* **MATERIAL TO PROCESS**:
********

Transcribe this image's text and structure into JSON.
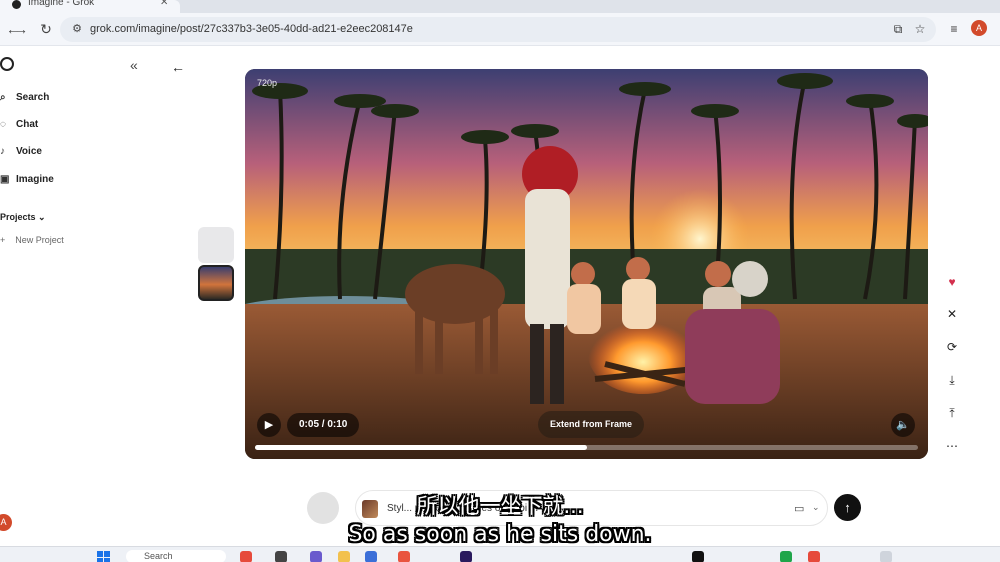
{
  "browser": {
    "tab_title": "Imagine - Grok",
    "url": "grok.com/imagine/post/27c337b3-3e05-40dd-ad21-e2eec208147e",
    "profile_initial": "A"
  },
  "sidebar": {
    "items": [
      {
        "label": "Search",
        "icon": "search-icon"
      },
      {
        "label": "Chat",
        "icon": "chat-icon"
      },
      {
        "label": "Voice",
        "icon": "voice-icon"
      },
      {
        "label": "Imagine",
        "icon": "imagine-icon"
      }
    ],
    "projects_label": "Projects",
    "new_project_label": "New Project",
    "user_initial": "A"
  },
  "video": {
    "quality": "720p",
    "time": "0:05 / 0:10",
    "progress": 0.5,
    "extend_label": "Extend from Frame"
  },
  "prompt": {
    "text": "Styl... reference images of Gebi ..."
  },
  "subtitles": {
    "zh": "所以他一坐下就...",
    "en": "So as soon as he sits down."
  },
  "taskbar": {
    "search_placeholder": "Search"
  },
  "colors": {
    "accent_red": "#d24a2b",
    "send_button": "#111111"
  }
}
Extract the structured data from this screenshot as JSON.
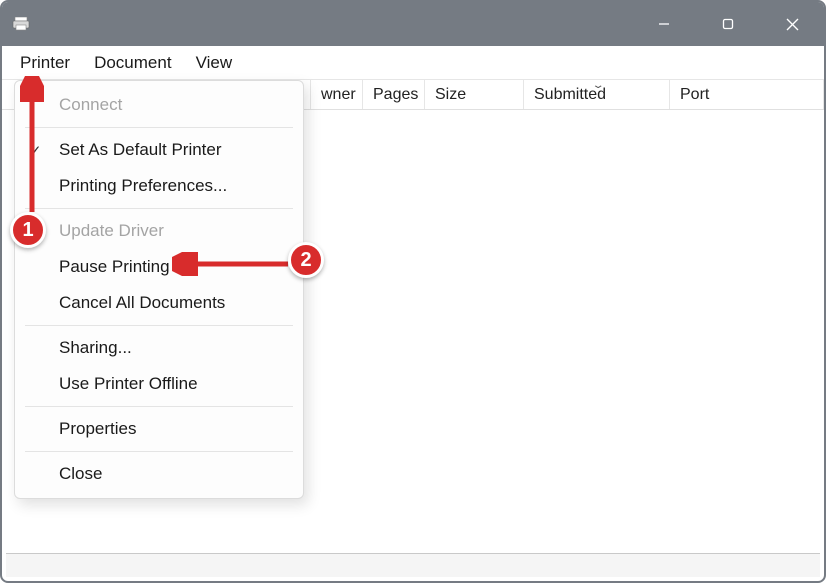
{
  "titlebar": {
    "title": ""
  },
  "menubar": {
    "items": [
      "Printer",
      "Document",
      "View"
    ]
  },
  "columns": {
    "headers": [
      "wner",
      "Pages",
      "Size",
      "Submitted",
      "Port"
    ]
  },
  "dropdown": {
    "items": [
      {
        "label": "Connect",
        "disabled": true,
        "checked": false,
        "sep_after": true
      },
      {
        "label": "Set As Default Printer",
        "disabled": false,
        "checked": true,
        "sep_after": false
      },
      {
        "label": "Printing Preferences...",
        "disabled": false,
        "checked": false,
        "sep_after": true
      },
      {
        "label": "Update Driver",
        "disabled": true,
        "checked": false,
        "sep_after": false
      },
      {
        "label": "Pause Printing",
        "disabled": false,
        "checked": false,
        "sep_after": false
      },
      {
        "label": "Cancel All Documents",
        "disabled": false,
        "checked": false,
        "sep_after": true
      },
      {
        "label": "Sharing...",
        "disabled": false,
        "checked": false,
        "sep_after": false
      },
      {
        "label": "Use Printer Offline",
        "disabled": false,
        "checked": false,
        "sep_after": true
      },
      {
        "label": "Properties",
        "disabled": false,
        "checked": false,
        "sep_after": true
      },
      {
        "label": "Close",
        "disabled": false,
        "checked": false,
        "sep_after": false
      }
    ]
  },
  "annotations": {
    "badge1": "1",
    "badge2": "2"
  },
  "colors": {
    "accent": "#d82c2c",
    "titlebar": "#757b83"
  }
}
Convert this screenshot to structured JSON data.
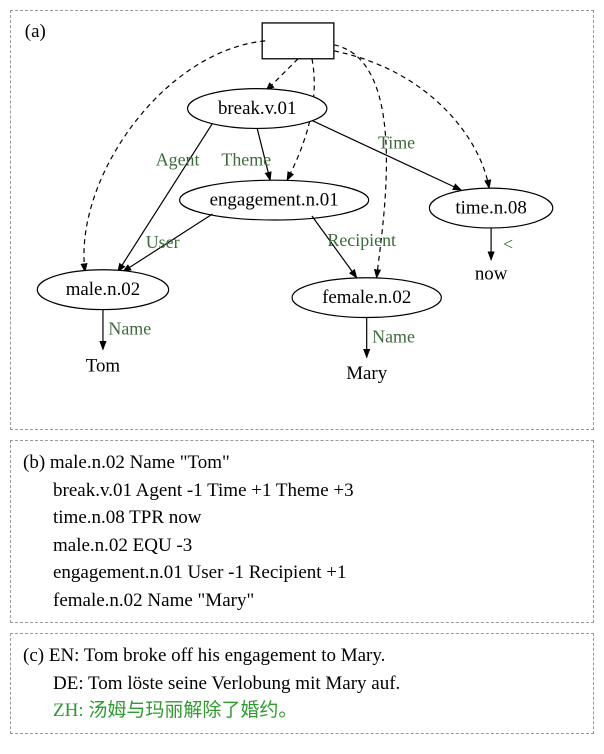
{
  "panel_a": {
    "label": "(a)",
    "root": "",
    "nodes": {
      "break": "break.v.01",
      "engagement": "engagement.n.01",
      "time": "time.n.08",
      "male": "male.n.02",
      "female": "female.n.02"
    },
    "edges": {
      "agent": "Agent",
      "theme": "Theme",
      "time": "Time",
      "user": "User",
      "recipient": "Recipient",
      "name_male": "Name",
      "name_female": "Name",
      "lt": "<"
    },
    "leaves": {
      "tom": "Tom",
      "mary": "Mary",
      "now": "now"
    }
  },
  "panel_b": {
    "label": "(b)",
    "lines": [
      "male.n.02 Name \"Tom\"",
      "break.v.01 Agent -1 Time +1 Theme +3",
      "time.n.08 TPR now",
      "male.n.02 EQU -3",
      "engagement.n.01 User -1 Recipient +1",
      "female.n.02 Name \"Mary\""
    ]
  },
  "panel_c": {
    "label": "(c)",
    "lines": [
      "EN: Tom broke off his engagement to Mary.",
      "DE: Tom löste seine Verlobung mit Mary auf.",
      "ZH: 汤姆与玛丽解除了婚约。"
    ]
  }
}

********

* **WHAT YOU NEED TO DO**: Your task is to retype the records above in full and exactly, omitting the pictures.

* **RESPONSE**:
Transcribe this image's text and structure into JSON.
{
  "browser": {
    "tab_title": "Imagine - Grok",
    "url": "grok.com/imagine/post/27c337b3-3e05-40dd-ad21-e2eec208147e",
    "profile_initial": "A"
  },
  "sidebar": {
    "items": [
      {
        "label": "Search",
        "icon": "search-icon"
      },
      {
        "label": "Chat",
        "icon": "chat-icon"
      },
      {
        "label": "Voice",
        "icon": "voice-icon"
      },
      {
        "label": "Imagine",
        "icon": "imagine-icon"
      }
    ],
    "projects_label": "Projects",
    "new_project_label": "New Project",
    "user_initial": "A"
  },
  "video": {
    "quality": "720p",
    "time": "0:05 / 0:10",
    "progress": 0.5,
    "extend_label": "Extend from Frame"
  },
  "prompt": {
    "text": "Styl... reference images of Gebi ..."
  },
  "subtitles": {
    "zh": "所以他一坐下就...",
    "en": "So as soon as he sits down."
  },
  "taskbar": {
    "search_placeholder": "Search"
  },
  "colors": {
    "accent_red": "#d24a2b",
    "send_button": "#111111"
  }
}
Extract the structured data from this screenshot as JSON.
{
  "titlebar": {
    "title": ""
  },
  "menubar": {
    "items": [
      "Printer",
      "Document",
      "View"
    ]
  },
  "columns": {
    "headers": [
      "wner",
      "Pages",
      "Size",
      "Submitted",
      "Port"
    ]
  },
  "dropdown": {
    "items": [
      {
        "label": "Connect",
        "disabled": true,
        "checked": false,
        "sep_after": true
      },
      {
        "label": "Set As Default Printer",
        "disabled": false,
        "checked": true,
        "sep_after": false
      },
      {
        "label": "Printing Preferences...",
        "disabled": false,
        "checked": false,
        "sep_after": true
      },
      {
        "label": "Update Driver",
        "disabled": true,
        "checked": false,
        "sep_after": false
      },
      {
        "label": "Pause Printing",
        "disabled": false,
        "checked": false,
        "sep_after": false
      },
      {
        "label": "Cancel All Documents",
        "disabled": false,
        "checked": false,
        "sep_after": true
      },
      {
        "label": "Sharing...",
        "disabled": false,
        "checked": false,
        "sep_after": false
      },
      {
        "label": "Use Printer Offline",
        "disabled": false,
        "checked": false,
        "sep_after": true
      },
      {
        "label": "Properties",
        "disabled": false,
        "checked": false,
        "sep_after": true
      },
      {
        "label": "Close",
        "disabled": false,
        "checked": false,
        "sep_after": false
      }
    ]
  },
  "annotations": {
    "badge1": "1",
    "badge2": "2"
  },
  "colors": {
    "accent": "#d82c2c",
    "titlebar": "#757b83"
  }
}
Convert this screenshot to structured JSON data.
{
  "panel_a": {
    "label": "(a)",
    "root": "",
    "nodes": {
      "break": "break.v.01",
      "engagement": "engagement.n.01",
      "time": "time.n.08",
      "male": "male.n.02",
      "female": "female.n.02"
    },
    "edges": {
      "agent": "Agent",
      "theme": "Theme",
      "time": "Time",
      "user": "User",
      "recipient": "Recipient",
      "name_male": "Name",
      "name_female": "Name",
      "lt": "<"
    },
    "leaves": {
      "tom": "Tom",
      "mary": "Mary",
      "now": "now"
    }
  },
  "panel_b": {
    "label": "(b)",
    "lines": [
      "male.n.02 Name \"Tom\"",
      "break.v.01 Agent -1 Time +1 Theme +3",
      "time.n.08 TPR now",
      "male.n.02 EQU -3",
      "engagement.n.01 User -1 Recipient +1",
      "female.n.02 Name \"Mary\""
    ]
  },
  "panel_c": {
    "label": "(c)",
    "lines": [
      "EN: Tom broke off his engagement to Mary.",
      "DE: Tom löste seine Verlobung mit Mary auf.",
      "ZH: 汤姆与玛丽解除了婚约。"
    ]
  }
}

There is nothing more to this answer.